**WHAT THE TASK REQUIRES**
All lines of the records below that contain the word "unit" must be listed.
BEGIN RECORDS SHOWN
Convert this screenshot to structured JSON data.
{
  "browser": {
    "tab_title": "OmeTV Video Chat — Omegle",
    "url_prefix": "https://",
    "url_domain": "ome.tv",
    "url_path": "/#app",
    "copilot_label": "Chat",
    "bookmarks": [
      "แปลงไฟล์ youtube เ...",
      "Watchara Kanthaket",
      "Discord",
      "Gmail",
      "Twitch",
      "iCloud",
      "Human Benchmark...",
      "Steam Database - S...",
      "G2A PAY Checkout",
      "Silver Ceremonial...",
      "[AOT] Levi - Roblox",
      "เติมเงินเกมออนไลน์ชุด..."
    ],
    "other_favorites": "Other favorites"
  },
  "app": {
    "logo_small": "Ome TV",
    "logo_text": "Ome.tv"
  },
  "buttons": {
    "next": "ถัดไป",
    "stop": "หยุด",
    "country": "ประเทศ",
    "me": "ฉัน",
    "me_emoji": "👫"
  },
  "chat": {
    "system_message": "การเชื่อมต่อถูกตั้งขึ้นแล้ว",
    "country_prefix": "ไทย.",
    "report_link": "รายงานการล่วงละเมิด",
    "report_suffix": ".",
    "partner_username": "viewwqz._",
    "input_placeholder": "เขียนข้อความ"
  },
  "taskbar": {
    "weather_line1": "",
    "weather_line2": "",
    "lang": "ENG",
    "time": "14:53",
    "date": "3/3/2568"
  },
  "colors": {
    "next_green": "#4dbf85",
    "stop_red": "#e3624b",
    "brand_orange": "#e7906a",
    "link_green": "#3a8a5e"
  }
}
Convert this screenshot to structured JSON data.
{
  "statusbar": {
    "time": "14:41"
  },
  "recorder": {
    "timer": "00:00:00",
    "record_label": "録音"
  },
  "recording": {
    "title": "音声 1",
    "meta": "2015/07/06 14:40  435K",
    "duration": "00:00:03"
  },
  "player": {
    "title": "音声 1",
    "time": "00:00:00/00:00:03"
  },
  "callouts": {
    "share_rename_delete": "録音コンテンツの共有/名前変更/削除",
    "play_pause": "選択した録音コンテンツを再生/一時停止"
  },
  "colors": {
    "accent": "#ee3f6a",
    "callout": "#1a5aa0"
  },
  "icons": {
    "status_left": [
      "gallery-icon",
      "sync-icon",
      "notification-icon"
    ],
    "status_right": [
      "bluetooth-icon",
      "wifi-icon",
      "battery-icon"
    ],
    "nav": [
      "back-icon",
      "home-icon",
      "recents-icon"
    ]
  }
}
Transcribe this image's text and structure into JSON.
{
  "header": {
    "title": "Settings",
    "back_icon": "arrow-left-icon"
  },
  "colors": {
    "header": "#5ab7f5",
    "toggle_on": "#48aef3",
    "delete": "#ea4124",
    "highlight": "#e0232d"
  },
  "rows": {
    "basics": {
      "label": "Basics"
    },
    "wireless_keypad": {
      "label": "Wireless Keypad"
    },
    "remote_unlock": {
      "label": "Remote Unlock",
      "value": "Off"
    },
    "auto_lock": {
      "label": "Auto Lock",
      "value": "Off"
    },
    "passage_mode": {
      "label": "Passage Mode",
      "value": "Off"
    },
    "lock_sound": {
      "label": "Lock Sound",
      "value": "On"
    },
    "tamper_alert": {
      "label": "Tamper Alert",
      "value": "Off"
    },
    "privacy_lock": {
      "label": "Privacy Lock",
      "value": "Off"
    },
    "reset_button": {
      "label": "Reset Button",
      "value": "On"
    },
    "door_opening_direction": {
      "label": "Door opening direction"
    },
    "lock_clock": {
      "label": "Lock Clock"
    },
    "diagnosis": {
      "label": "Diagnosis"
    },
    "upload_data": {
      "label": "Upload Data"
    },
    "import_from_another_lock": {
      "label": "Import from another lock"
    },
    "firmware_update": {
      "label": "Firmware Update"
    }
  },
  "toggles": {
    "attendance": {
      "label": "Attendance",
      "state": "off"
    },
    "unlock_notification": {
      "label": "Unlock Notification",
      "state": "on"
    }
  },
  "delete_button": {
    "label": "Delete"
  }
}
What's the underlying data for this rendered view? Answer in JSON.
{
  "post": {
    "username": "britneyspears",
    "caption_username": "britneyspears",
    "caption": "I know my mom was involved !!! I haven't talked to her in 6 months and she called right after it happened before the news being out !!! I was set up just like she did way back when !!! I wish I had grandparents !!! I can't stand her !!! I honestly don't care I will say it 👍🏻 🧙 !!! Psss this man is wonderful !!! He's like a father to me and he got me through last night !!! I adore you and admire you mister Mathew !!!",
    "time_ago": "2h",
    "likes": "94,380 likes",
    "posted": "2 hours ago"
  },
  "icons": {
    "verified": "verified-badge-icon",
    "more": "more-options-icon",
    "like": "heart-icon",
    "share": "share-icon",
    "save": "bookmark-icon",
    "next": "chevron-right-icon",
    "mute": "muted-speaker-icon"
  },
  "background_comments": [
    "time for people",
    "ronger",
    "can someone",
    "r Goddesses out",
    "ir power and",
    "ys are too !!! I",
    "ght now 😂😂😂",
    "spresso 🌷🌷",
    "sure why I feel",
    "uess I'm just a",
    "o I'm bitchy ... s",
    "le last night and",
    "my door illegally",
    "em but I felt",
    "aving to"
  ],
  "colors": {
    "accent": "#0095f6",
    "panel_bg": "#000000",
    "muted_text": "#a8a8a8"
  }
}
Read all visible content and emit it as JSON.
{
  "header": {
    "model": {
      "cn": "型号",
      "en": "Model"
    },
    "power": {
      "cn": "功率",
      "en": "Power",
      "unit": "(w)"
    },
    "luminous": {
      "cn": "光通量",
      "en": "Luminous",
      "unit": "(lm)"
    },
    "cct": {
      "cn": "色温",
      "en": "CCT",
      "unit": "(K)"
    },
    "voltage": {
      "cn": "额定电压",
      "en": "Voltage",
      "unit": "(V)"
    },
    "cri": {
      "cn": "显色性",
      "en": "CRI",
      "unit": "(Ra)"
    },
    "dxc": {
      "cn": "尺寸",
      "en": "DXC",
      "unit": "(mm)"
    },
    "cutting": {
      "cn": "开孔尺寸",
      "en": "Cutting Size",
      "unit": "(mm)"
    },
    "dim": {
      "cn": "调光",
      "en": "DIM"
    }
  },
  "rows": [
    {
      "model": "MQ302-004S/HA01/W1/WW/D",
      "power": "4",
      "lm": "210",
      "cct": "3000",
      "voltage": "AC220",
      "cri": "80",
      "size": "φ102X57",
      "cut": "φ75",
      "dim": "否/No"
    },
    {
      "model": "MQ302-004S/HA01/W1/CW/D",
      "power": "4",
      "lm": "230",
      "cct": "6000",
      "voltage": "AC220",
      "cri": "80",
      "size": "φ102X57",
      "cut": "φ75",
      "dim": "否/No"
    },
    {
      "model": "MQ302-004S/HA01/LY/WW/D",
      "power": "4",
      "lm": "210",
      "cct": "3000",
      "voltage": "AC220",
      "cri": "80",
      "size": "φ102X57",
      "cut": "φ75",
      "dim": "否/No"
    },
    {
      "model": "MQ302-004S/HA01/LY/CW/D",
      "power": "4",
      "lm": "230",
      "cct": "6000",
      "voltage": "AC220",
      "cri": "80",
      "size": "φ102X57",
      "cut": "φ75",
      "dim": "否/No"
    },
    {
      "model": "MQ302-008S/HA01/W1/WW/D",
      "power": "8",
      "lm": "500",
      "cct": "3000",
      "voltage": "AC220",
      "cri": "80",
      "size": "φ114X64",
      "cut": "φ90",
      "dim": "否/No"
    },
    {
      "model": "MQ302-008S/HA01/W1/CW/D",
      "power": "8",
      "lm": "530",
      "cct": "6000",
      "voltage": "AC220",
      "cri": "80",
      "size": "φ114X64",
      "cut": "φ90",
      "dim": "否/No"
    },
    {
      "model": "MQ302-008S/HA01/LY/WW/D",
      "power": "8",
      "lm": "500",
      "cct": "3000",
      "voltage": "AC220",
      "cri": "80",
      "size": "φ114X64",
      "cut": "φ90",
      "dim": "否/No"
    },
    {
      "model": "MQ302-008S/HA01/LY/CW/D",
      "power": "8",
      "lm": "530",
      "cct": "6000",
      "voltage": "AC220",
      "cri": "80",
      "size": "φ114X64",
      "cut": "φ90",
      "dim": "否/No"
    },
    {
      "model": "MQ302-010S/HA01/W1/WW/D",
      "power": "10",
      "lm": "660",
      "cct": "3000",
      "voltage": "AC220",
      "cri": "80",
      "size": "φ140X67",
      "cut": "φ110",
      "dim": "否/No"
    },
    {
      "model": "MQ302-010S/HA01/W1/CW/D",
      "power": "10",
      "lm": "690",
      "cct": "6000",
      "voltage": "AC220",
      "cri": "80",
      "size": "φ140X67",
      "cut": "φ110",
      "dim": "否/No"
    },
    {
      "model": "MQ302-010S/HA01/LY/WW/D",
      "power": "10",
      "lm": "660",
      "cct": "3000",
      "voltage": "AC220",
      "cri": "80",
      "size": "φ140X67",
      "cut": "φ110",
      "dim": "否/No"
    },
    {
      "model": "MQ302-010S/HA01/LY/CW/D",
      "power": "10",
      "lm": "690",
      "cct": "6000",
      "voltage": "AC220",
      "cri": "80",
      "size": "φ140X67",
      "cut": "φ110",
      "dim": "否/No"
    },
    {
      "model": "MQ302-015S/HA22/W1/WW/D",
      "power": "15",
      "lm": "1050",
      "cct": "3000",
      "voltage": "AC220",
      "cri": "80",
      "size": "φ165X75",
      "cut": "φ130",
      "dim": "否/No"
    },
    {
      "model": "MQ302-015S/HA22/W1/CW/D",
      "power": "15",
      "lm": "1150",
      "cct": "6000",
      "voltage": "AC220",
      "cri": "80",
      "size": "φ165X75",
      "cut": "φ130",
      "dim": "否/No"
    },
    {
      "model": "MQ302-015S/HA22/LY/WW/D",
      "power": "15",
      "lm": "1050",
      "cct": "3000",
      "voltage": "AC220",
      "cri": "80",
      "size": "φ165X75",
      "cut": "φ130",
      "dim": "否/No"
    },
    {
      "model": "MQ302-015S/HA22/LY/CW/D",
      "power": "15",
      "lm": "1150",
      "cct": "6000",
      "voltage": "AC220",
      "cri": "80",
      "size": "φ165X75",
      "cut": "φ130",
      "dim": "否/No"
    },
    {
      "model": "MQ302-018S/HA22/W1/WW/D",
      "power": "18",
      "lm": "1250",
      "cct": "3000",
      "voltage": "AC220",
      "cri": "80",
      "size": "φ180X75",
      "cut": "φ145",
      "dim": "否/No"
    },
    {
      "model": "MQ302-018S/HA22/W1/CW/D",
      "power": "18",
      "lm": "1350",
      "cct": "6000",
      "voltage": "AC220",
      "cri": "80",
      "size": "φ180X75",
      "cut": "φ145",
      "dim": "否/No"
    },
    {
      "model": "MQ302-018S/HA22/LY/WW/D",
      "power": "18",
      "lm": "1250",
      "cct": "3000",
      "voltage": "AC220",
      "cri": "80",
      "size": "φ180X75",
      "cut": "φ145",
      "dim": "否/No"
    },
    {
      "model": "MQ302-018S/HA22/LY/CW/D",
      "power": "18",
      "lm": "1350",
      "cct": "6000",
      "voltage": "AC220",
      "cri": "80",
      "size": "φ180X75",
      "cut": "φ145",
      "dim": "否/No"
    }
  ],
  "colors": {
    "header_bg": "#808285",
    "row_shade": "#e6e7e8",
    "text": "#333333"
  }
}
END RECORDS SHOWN
**YOUR RESPONSE**
      "unit": "(w)"
      "unit": "(lm)"
      "unit": "(K)"
      "unit": "(V)"
      "unit": "(Ra)"
      "unit": "(mm)"
      "unit": "(mm)"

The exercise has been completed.